“I kissed an astronaut once,” Cristina Della Rosa said while walking around the planetarium room filled with tables that were covered with dollar items. Della Rosa is president of the nonprofit Friends of the Marie Drake Planetarium (FOMDP). When asked which astronaut she kissed, she said “I don’t know. Let me ask my husband.”
Her husband, Steve Kocsis, is also a FOMDP board member who often hosts hour-long presentations about various scientific topics, preluded by a star show via an analog projector. (He eventually reminded Della Rosa that she kissed Marcos Cesar Pontes, Brazil’s first astronaut).

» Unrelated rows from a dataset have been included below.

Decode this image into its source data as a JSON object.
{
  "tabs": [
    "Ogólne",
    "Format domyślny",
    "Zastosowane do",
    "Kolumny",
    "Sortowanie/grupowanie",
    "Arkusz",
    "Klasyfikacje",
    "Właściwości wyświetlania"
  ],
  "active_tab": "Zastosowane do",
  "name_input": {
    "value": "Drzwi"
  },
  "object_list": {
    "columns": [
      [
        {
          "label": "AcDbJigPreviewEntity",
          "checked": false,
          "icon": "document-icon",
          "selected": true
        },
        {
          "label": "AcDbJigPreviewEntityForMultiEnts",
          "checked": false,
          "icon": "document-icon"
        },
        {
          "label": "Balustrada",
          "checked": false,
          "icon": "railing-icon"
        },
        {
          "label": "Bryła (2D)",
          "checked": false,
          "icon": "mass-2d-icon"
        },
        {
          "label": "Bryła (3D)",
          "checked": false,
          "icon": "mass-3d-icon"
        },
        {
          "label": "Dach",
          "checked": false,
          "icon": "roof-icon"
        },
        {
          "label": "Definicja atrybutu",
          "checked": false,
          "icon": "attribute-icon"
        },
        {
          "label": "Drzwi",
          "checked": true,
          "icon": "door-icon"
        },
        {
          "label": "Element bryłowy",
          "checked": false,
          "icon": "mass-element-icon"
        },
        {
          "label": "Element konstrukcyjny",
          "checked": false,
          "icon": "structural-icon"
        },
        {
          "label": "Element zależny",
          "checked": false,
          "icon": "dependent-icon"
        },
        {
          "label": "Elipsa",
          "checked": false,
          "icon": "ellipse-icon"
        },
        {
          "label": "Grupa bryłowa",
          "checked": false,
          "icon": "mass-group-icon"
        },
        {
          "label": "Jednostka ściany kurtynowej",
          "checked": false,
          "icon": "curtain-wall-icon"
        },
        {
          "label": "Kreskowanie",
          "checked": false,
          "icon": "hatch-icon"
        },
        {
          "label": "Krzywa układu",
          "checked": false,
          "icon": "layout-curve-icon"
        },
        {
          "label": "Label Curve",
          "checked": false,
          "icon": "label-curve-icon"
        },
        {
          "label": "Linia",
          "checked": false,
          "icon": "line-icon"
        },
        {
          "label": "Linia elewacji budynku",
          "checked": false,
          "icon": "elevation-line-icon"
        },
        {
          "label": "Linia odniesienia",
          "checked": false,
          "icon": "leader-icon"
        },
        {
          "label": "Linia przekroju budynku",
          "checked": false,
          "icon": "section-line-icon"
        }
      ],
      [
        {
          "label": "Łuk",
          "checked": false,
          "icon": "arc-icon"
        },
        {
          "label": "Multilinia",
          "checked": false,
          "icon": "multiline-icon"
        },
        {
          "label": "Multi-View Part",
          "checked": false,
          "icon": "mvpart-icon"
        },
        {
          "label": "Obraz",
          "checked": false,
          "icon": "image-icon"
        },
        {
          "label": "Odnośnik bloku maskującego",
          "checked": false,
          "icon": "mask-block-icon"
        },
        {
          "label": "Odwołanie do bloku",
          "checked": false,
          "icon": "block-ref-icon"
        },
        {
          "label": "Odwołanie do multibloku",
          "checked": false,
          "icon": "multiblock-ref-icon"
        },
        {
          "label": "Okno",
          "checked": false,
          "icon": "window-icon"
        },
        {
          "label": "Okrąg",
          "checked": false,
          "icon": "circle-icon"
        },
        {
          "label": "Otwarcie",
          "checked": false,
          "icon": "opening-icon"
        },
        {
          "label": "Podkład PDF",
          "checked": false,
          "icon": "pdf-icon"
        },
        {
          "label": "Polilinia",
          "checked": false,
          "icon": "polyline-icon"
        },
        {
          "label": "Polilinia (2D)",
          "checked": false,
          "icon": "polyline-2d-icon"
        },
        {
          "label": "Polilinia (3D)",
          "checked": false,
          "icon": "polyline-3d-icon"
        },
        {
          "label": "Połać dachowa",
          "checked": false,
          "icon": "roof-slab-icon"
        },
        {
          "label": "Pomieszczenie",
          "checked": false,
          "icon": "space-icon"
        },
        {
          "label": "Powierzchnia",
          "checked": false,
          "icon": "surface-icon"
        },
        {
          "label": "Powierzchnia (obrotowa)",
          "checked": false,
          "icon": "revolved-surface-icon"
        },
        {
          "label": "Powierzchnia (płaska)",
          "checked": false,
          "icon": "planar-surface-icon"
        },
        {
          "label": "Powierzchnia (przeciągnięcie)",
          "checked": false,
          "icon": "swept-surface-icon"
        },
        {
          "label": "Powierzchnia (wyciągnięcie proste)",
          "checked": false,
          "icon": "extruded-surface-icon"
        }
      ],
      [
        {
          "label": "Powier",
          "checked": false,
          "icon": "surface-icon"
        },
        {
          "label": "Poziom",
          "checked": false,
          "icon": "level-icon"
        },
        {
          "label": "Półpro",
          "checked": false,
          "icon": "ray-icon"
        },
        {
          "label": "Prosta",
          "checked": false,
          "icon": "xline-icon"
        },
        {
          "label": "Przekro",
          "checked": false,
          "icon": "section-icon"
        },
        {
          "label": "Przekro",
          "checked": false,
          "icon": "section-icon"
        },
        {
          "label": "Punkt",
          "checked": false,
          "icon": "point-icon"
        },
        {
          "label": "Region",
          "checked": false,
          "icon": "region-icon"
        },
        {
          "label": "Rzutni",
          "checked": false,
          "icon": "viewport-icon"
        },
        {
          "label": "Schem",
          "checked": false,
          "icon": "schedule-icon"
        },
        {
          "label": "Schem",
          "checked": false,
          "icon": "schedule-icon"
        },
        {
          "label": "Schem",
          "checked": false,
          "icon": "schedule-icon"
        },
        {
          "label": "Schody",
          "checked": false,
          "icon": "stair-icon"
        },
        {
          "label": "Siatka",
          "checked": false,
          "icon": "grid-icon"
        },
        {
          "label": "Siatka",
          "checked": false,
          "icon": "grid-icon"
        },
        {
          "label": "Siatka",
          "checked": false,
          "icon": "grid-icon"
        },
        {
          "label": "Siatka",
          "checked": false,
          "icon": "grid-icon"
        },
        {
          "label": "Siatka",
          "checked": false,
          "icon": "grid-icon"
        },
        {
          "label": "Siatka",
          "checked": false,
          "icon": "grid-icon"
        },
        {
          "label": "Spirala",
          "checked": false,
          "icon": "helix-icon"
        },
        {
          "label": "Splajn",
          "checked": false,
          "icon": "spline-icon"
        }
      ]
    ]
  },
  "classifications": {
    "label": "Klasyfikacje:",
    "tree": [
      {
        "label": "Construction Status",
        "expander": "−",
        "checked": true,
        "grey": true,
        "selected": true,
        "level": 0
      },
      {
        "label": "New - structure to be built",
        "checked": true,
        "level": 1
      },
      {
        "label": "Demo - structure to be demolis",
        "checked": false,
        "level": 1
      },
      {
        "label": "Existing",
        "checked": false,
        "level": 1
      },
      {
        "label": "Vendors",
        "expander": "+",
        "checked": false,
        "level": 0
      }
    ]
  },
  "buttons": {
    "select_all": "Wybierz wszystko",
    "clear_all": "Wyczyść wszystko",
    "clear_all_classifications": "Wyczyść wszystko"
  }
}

Kocsis and Della Rosa, both strong supporters of building community interest in astronomy, both said although the school’s projector is older, it does have great precision. It’s major limitation is what it can actually show — only the stars seen from earth. A newer digital projector, which runs upwards of $25,000, could display systems throughout our galaxy.
That’s where the garage sale comes in.
Della Rosa said she doesn’t expect that one or two garage sales could get them where they need to be financially (they plan on also applying for a Rasmussen grant), but the garage sale has a second purpose — reminding people that Juneau has a planetarium.
“People who have lived her for 20 years or so, they’ll say they didn’t even know there was a planetarium in town,” Della Rossa said.
That’s an unpleasant thought for her. Well, that and the thought of people grouping the study of astronomy with astrology (she calls astrology the A-word). But Della Rossa and her husband continue on, determined to get more people to see the big picture that astronomy is for everyone.
“We haven’t gone to the moon for many, many years and now private industries are getting into space exploration,” Della Rosa said. “There is probably going to be, in our kids’ generation, someone who lands again on the moon, or Mars, or just more exploration of space. And it’s going to create a lot of jobs. Only a handful of people get to be astronauts, and behind their glory there are people who design suits, food, rockets and people who design buildings to build the rockets inside of.”
The endless possibilities for the next generation of space explorers is a topic that Della Rosa gets excited about. Spreading that excitement, along with trying to sell $1 copies of classical records composed by Spanish composer Manuel de Falla y Matheu, is what Della Rossa said the garage sale and FOMDP are about. The group would like to include more child-focused activities throughout the year, but the board needs more volunteers with a passion for educating young minds, she said. As long as it has nothing to do with the A-word, Della Rosa wants people to think of the FOMDP group as a place for people to explore.
Half of all of the proceeds from Saturday’s garage sale will go toward the new projector fund, and the other half will be donated to the national Alzheimer’s Association.
People interested in learning more about Juneau’s planetarium can visit mariedrakeplanetarium.org. The next planetarium show will be at 7 p.m. on Sept. 20, hosted by University of Alaska Southeast adjunct professor Rosemary Walling. The topic will be “A Place for Life Beyond Earth,” with a discussion about a newly discovered planet in the Proxima Centauri solar system that could harbor life. The presentation is free, but donations will be accepted.
• Contact reporter Paula Ann Solis at 523-2272 or email@example.com.